It certainly works, because despite the huge 21-inch wheels that were also fitted to our car, the Model S remained composed over poor road surfaces, resorting to a mild fidget only over very scruffy urban roads.
What’s the 2014 Tesla Model S like inside?
Extraordinary. There is no switchgear – instead the whole console is taken up by an enormous touch-screen that displays sharp, high-definition graphics and online connected services.
It takes a bit of getting used to, but it’s easier to use than most of the small touch-screens in more mainstream cars thanks to large icons. The key systems – including navigation and audio – are always on display at the top of the screen, while the car’s settings (the sunroof, door lock controls etc) are accessed via a button on the bottom toolbar, next to the permanently visible climate control buttons.
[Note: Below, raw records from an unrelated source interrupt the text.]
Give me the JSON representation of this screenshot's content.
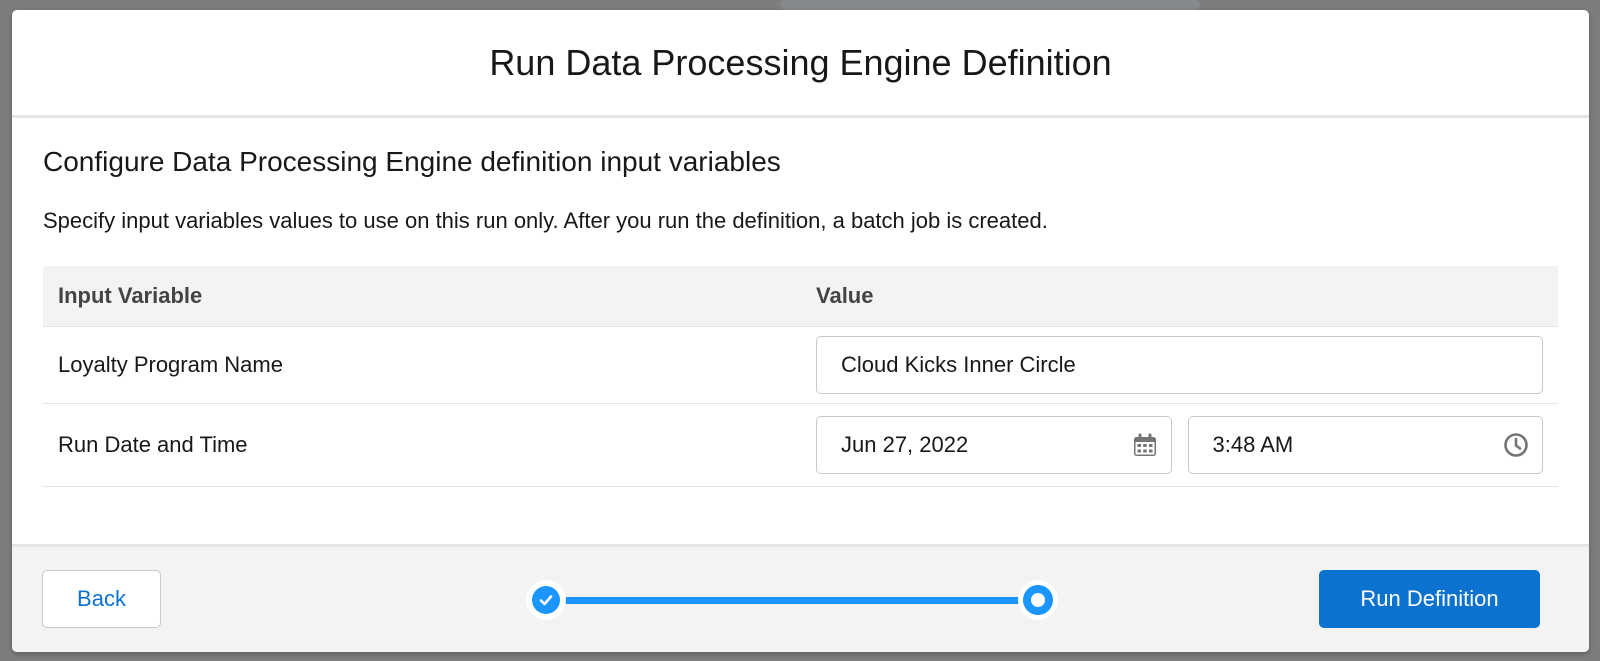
{
  "modal": {
    "title": "Run Data Processing Engine Definition"
  },
  "body": {
    "heading": "Configure Data Processing Engine definition input variables",
    "description": "Specify input variables values to use on this run only. After you run the definition, a batch job is created."
  },
  "table": {
    "columns": [
      "Input Variable",
      "Value"
    ],
    "rows": [
      {
        "variable": "Loyalty Program Name",
        "value": "Cloud Kicks Inner Circle"
      },
      {
        "variable": "Run Date and Time",
        "date": "Jun 27, 2022",
        "time": "3:48 AM"
      }
    ]
  },
  "icons": {
    "date": "calendar-icon",
    "time": "clock-icon",
    "step_complete": "check-icon"
  },
  "progress": {
    "total_steps": 2,
    "completed_steps": 1,
    "current_step": 2
  },
  "footer": {
    "back_label": "Back",
    "run_label": "Run Definition"
  },
  "colors": {
    "brand": "#0b72cf",
    "progress": "#1b96ff",
    "footer_bg": "#f3f3f3",
    "overlay": "#7d7d7d"
  }
}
You’ll get comfortable up front very easily, although some might want a little more side support from the seats given the Tesla’s performance potential, and visibility to the rear is quite poor due to the narrow rear windscreen and thick pillars. Those in the back will have loads of legroom, but headroom will be a bit tighter for tall pssengers.
Another perk of electric motoring is the potential space saving on offer. Where the Tesla doesn’t have an engine under the bonnet, there is a substantial boot that, when combined with the broad rear boot adds up to 1795 litres. That’s more than you get in a BMW 5 Series Touring.
There's even the option of seven seats – although the two additional seats are suitable for only small children and are fitted as an optional rather than offered as standard.
Should I buy one?
Yes. If you fancy a big GT and think you can live with the restrictions of the range – even an electric car as usable as the Tesla’s is still limited next to the convenience of a diesel – then this is an awesome thing to drive and spend time in.
Just do your sums carefully before committing. While the Tesla looks reasonably good value next to its closest competitor, the Porsche Panamera S E-Hybrid, it looks pricey compared with something like a Mercedes CLS 350, which isn't that much slower, is just as practical and won’t suffer the electric-range limitations and uncertain residuals of the Tesla.
However you look at it, the Tesla Model S is a landmark electric car, and a seriously good one at that.
What Car? says...
Specification Tesla Model S Performance 85kWh
Engine Electric motor with high-capacity inverter
Price from £68,700
Torque 443lb ft
Top speed 130mph
Range 310 miles